**** Record excerpts ****
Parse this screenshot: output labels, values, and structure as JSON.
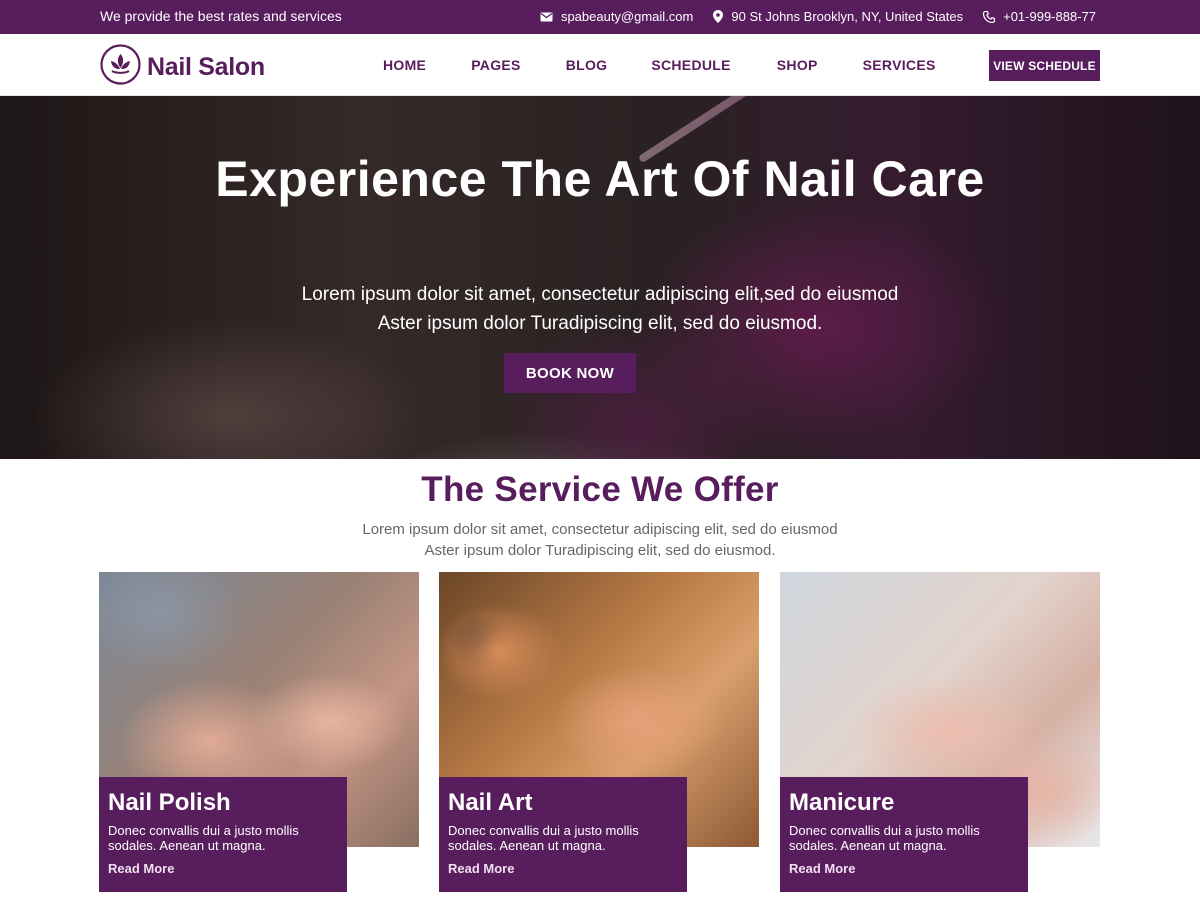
{
  "topbar": {
    "tagline": "We provide the best rates and services",
    "email": "spabeauty@gmail.com",
    "address": "90 St Johns Brooklyn, NY, United States",
    "phone": "+01-999-888-77"
  },
  "header": {
    "logo_text": "Nail Salon",
    "nav": [
      "HOME",
      "PAGES",
      "BLOG",
      "SCHEDULE",
      "SHOP",
      "SERVICES"
    ],
    "cta": "VIEW SCHEDULE"
  },
  "hero": {
    "title": "Experience The Art Of Nail Care",
    "subtitle_line1": "Lorem ipsum dolor sit amet, consectetur adipiscing elit,sed do eiusmod",
    "subtitle_line2": "Aster ipsum dolor Turadipiscing elit, sed do eiusmod.",
    "button": "BOOK NOW"
  },
  "services": {
    "title": "The Service We Offer",
    "subtitle_line1": "Lorem ipsum dolor sit amet, consectetur adipiscing elit, sed do eiusmod",
    "subtitle_line2": "Aster ipsum dolor Turadipiscing elit, sed do eiusmod.",
    "cards": [
      {
        "title": "Nail Polish",
        "desc": "Donec convallis dui a justo mollis sodales. Aenean ut magna.",
        "link": "Read More"
      },
      {
        "title": "Nail Art",
        "desc": "Donec convallis dui a justo mollis sodales. Aenean ut magna.",
        "link": "Read More"
      },
      {
        "title": "Manicure",
        "desc": "Donec convallis dui a justo mollis sodales. Aenean ut magna.",
        "link": "Read More"
      }
    ]
  },
  "colors": {
    "brand": "#581d5c",
    "white": "#ffffff",
    "muted_text": "#666666"
  },
  "icons": {
    "email": "envelope-icon",
    "address": "map-pin-icon",
    "phone": "phone-icon",
    "logo": "lotus-icon"
  }
}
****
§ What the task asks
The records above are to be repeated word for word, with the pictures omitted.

§ Answer to this problem
Parse this screenshot: output labels, values, and structure as JSON.
{
  "topbar": {
    "tagline": "We provide the best rates and services",
    "email": "spabeauty@gmail.com",
    "address": "90 St Johns Brooklyn, NY, United States",
    "phone": "+01-999-888-77"
  },
  "header": {
    "logo_text": "Nail Salon",
    "nav": [
      "HOME",
      "PAGES",
      "BLOG",
      "SCHEDULE",
      "SHOP",
      "SERVICES"
    ],
    "cta": "VIEW SCHEDULE"
  },
  "hero": {
    "title": "Experience The Art Of Nail Care",
    "subtitle_line1": "Lorem ipsum dolor sit amet, consectetur adipiscing elit,sed do eiusmod",
    "subtitle_line2": "Aster ipsum dolor Turadipiscing elit, sed do eiusmod.",
    "button": "BOOK NOW"
  },
  "services": {
    "title": "The Service We Offer",
    "subtitle_line1": "Lorem ipsum dolor sit amet, consectetur adipiscing elit, sed do eiusmod",
    "subtitle_line2": "Aster ipsum dolor Turadipiscing elit, sed do eiusmod.",
    "cards": [
      {
        "title": "Nail Polish",
        "desc": "Donec convallis dui a justo mollis sodales. Aenean ut magna.",
        "link": "Read More"
      },
      {
        "title": "Nail Art",
        "desc": "Donec convallis dui a justo mollis sodales. Aenean ut magna.",
        "link": "Read More"
      },
      {
        "title": "Manicure",
        "desc": "Donec convallis dui a justo mollis sodales. Aenean ut magna.",
        "link": "Read More"
      }
    ]
  },
  "colors": {
    "brand": "#581d5c",
    "white": "#ffffff",
    "muted_text": "#666666"
  },
  "icons": {
    "email": "envelope-icon",
    "address": "map-pin-icon",
    "phone": "phone-icon",
    "logo": "lotus-icon"
  }
}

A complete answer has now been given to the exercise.